THE INPUT Block Start
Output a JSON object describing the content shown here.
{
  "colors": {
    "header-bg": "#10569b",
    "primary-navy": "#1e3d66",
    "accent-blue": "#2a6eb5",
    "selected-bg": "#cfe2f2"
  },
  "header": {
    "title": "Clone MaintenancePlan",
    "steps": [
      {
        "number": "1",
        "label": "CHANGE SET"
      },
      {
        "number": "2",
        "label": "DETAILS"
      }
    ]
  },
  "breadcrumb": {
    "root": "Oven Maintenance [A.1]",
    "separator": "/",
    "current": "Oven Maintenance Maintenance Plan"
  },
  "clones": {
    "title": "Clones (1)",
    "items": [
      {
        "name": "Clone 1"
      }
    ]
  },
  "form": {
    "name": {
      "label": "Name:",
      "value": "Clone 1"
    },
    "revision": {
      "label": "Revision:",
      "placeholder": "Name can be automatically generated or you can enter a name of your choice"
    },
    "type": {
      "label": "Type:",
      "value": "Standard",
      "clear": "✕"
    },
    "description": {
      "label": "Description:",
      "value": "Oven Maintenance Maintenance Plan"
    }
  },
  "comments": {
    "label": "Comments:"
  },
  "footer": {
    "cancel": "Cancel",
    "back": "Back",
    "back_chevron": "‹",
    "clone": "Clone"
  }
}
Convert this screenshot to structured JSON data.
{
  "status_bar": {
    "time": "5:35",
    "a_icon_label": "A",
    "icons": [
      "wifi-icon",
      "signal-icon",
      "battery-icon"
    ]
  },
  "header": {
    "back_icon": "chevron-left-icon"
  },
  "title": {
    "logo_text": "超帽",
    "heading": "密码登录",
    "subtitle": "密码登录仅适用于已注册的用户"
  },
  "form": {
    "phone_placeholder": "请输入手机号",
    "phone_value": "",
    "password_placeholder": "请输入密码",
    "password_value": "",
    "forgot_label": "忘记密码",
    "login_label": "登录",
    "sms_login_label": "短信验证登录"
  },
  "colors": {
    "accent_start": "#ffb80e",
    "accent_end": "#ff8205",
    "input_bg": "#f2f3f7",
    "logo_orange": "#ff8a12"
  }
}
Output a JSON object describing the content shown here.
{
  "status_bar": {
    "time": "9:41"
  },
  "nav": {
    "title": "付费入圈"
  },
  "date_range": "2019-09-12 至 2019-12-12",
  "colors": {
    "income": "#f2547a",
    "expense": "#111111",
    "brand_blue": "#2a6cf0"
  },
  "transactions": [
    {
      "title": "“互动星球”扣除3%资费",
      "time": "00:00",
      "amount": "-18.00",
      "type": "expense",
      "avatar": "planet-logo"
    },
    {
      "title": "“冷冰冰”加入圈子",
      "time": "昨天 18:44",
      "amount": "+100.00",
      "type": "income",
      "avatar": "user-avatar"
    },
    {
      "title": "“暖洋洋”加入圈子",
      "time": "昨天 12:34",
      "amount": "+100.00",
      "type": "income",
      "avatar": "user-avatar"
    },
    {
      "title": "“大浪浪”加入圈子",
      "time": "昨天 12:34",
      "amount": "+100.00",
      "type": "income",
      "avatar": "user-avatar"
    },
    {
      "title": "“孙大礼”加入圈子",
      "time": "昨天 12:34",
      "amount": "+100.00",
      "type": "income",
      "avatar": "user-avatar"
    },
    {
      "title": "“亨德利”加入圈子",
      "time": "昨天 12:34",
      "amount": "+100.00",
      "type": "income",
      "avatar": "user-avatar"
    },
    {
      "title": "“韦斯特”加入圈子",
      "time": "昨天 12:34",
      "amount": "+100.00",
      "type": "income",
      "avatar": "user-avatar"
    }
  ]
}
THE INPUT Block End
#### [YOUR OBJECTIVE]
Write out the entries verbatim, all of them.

#### [SOLUTION TO THIS EXERCISE]
Output a JSON object describing the content shown here.
{
  "colors": {
    "header-bg": "#10569b",
    "primary-navy": "#1e3d66",
    "accent-blue": "#2a6eb5",
    "selected-bg": "#cfe2f2"
  },
  "header": {
    "title": "Clone MaintenancePlan",
    "steps": [
      {
        "number": "1",
        "label": "CHANGE SET"
      },
      {
        "number": "2",
        "label": "DETAILS"
      }
    ]
  },
  "breadcrumb": {
    "root": "Oven Maintenance [A.1]",
    "separator": "/",
    "current": "Oven Maintenance Maintenance Plan"
  },
  "clones": {
    "title": "Clones (1)",
    "items": [
      {
        "name": "Clone 1"
      }
    ]
  },
  "form": {
    "name": {
      "label": "Name:",
      "value": "Clone 1"
    },
    "revision": {
      "label": "Revision:",
      "placeholder": "Name can be automatically generated or you can enter a name of your choice"
    },
    "type": {
      "label": "Type:",
      "value": "Standard",
      "clear": "✕"
    },
    "description": {
      "label": "Description:",
      "value": "Oven Maintenance Maintenance Plan"
    }
  },
  "comments": {
    "label": "Comments:"
  },
  "footer": {
    "cancel": "Cancel",
    "back": "Back",
    "back_chevron": "‹",
    "clone": "Clone"
  }
}
Convert this screenshot to structured JSON data.
{
  "status_bar": {
    "time": "5:35",
    "a_icon_label": "A",
    "icons": [
      "wifi-icon",
      "signal-icon",
      "battery-icon"
    ]
  },
  "header": {
    "back_icon": "chevron-left-icon"
  },
  "title": {
    "logo_text": "超帽",
    "heading": "密码登录",
    "subtitle": "密码登录仅适用于已注册的用户"
  },
  "form": {
    "phone_placeholder": "请输入手机号",
    "phone_value": "",
    "password_placeholder": "请输入密码",
    "password_value": "",
    "forgot_label": "忘记密码",
    "login_label": "登录",
    "sms_login_label": "短信验证登录"
  },
  "colors": {
    "accent_start": "#ffb80e",
    "accent_end": "#ff8205",
    "input_bg": "#f2f3f7",
    "logo_orange": "#ff8a12"
  }
}
Output a JSON object describing the content shown here.
{
  "status_bar": {
    "time": "9:41"
  },
  "nav": {
    "title": "付费入圈"
  },
  "date_range": "2019-09-12 至 2019-12-12",
  "colors": {
    "income": "#f2547a",
    "expense": "#111111",
    "brand_blue": "#2a6cf0"
  },
  "transactions": [
    {
      "title": "“互动星球”扣除3%资费",
      "time": "00:00",
      "amount": "-18.00",
      "type": "expense",
      "avatar": "planet-logo"
    },
    {
      "title": "“冷冰冰”加入圈子",
      "time": "昨天 18:44",
      "amount": "+100.00",
      "type": "income",
      "avatar": "user-avatar"
    },
    {
      "title": "“暖洋洋”加入圈子",
      "time": "昨天 12:34",
      "amount": "+100.00",
      "type": "income",
      "avatar": "user-avatar"
    },
    {
      "title": "“大浪浪”加入圈子",
      "time": "昨天 12:34",
      "amount": "+100.00",
      "type": "income",
      "avatar": "user-avatar"
    },
    {
      "title": "“孙大礼”加入圈子",
      "time": "昨天 12:34",
      "amount": "+100.00",
      "type": "income",
      "avatar": "user-avatar"
    },
    {
      "title": "“亨德利”加入圈子",
      "time": "昨天 12:34",
      "amount": "+100.00",
      "type": "income",
      "avatar": "user-avatar"
    },
    {
      "title": "“韦斯特”加入圈子",
      "time": "昨天 12:34",
      "amount": "+100.00",
      "type": "income",
      "avatar": "user-avatar"
    }
  ]
}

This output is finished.